Arbuckle achieves dream of works published: San Jacinto College publishes first college-wide literary magazine

The San Jacinto College English department recently published its first college-wide literary magazine, Accents.

“The three English departments at the College embrace a strong commitment to the one-college model,” said Jon Nelson, English department chair at the San Jacinto College North Campus. “In the past, our creative writing faculty have largely operated within their campuses. Having one literary magazine furthers the one-college model while creating a community for students who want to have their writing published in a professional quality magazine”

Of the many articles, poems, and art projects in the magazine, Central campus student Taylor Arbuckle had four works published.

“I submitted six different works to the magazine hoping I would at least get one published,” Arbuckle said. “Then, one by one I started getting emails saying they were going to publish my pieces.”

Arbuckle had three poems; Stigma, Something for the Pain, and Nameless as well as one short story, Flowers and the Smell of Vanilla accepted to the magazine.
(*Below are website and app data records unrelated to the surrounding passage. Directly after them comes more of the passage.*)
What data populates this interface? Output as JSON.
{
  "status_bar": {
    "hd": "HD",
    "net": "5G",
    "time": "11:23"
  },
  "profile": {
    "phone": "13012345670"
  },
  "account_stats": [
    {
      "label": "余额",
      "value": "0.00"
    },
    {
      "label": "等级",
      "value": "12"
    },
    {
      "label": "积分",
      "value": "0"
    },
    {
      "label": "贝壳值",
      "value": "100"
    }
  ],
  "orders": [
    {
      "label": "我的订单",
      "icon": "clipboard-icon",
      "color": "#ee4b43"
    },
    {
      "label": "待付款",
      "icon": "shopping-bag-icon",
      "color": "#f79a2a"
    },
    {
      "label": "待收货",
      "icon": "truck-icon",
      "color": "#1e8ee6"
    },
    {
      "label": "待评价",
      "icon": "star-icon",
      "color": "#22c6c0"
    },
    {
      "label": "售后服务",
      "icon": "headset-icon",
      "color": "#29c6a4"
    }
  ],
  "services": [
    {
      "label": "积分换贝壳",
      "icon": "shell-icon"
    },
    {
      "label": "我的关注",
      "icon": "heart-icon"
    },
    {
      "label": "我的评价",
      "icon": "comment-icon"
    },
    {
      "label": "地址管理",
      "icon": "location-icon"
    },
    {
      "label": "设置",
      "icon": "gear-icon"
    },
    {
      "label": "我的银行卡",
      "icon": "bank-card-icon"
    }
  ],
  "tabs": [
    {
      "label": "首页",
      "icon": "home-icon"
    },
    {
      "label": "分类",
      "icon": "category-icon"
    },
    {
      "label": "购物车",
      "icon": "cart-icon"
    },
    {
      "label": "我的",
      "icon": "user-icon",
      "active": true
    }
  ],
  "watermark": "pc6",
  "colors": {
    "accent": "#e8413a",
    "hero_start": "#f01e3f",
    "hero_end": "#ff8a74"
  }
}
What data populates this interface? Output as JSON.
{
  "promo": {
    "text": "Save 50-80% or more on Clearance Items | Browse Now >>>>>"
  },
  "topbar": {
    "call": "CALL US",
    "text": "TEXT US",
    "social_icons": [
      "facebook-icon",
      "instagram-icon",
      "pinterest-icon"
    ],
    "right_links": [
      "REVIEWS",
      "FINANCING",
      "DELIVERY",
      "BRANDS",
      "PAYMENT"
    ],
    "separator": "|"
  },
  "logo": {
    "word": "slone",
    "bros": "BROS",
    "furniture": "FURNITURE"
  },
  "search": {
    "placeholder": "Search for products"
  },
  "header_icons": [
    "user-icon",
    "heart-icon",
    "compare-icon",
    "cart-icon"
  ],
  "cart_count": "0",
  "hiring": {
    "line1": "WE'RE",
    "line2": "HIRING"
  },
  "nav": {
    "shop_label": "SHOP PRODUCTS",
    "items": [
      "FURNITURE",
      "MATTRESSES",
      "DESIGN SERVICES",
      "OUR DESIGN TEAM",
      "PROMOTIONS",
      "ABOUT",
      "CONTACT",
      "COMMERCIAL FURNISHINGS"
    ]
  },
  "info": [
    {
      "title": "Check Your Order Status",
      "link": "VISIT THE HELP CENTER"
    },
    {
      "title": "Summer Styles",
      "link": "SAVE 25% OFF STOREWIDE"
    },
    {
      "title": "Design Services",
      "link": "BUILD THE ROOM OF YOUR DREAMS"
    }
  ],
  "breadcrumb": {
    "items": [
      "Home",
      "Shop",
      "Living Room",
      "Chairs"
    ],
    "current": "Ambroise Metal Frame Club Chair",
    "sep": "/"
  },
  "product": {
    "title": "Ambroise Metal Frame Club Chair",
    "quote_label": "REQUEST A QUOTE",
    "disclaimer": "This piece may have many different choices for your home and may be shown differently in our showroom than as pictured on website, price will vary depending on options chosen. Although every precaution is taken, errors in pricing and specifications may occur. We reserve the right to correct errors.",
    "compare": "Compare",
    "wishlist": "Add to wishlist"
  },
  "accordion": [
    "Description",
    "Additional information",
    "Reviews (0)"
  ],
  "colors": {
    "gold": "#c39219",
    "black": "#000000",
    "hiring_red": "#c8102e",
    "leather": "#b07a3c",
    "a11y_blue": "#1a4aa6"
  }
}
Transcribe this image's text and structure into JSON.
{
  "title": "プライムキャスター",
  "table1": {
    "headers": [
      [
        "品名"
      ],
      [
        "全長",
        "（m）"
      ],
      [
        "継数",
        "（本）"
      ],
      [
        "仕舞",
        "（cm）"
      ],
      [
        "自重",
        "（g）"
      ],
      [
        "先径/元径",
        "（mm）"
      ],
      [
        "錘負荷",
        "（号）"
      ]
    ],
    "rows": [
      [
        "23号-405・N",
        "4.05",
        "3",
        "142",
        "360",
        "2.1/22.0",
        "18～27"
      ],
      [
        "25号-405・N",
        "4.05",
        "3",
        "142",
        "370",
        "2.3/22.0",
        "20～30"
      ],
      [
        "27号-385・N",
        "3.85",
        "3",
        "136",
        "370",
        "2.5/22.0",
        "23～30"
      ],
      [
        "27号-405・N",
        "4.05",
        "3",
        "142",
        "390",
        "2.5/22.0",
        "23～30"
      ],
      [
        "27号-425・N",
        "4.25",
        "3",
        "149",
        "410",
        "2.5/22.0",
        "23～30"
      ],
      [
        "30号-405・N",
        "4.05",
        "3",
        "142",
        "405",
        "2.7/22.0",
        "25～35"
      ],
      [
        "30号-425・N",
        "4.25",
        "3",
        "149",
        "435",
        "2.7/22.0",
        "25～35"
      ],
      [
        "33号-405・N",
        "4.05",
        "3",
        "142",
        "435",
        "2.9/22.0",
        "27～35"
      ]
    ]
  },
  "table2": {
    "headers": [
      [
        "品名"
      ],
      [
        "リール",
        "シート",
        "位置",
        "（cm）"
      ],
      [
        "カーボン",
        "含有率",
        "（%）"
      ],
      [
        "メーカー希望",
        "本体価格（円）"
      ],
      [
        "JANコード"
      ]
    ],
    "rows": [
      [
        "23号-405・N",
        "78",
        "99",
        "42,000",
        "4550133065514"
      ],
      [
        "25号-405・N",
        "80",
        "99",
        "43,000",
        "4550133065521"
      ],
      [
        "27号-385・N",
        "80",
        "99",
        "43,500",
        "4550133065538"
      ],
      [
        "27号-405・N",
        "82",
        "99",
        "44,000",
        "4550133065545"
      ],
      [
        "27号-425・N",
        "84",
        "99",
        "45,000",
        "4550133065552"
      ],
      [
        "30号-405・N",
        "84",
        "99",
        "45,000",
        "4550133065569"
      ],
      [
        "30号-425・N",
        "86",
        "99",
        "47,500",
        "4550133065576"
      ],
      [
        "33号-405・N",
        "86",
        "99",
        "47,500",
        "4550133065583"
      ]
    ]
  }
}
“The idea for my short story just came to me one morning out of nowhere,” Arbuckle said. “I wrote it down right then and there and then spent months editing and perfecting it.”

Writing since she could hold a pencil, Arbuckle has been sharing short stories and creating series and books her whole life.

“When I was in elementary school I used to write little books for my teachers and my mom would write with me too,” Arbuckle said. “When I was in the fourth grade, I decided that I wanted to be a writer when I grew up.”

Along with her passion for creative writing, Arbuckle also enjoys music and singing.

“I’ve always wanted to put my creativity into the public,” Arbuckle said. “Writing is super personal to me and I get stage fright when I sing, but when other people experience it and give you feedback it can help you get better. Being published in the magazine gave me confidence.”

Arbuckle as well as two other students whose work was published in Accents, Osasere Edo-Ewansiha from the South Campus and Jannely Gutierrez from the North Campus, were given the opportunity to read their pieces for the San Jacinto College Board of Trustees.

“I have never been invited to something like that before,” Arbuckle said. “It was terrifying because of my stage fright, but I tried to be as theatrical with my pieces as I could. I was able to meet so many people including the college Chancellor.”

The experience is something that the department chairs were hoping to cultivate when they pulled together for one college-wide magazine.

“The reaction has been overwhelmingly positive,” said Nelson. “Students have been excited and proud to see their work in print and meet other writers while our faculty has loved having a physical medium through which to share their expertise and mentorship.”

In the future, Arbuckle plans to pour her creativity into earning a degree in English with an emphasis in creative writing and some become a published author.

“If I could be incredible to be a stay at home author, but I’m not going to put all of my energy into that just yet,” Arbuckle said. “I need to graduate and then who knows what the world has for me.”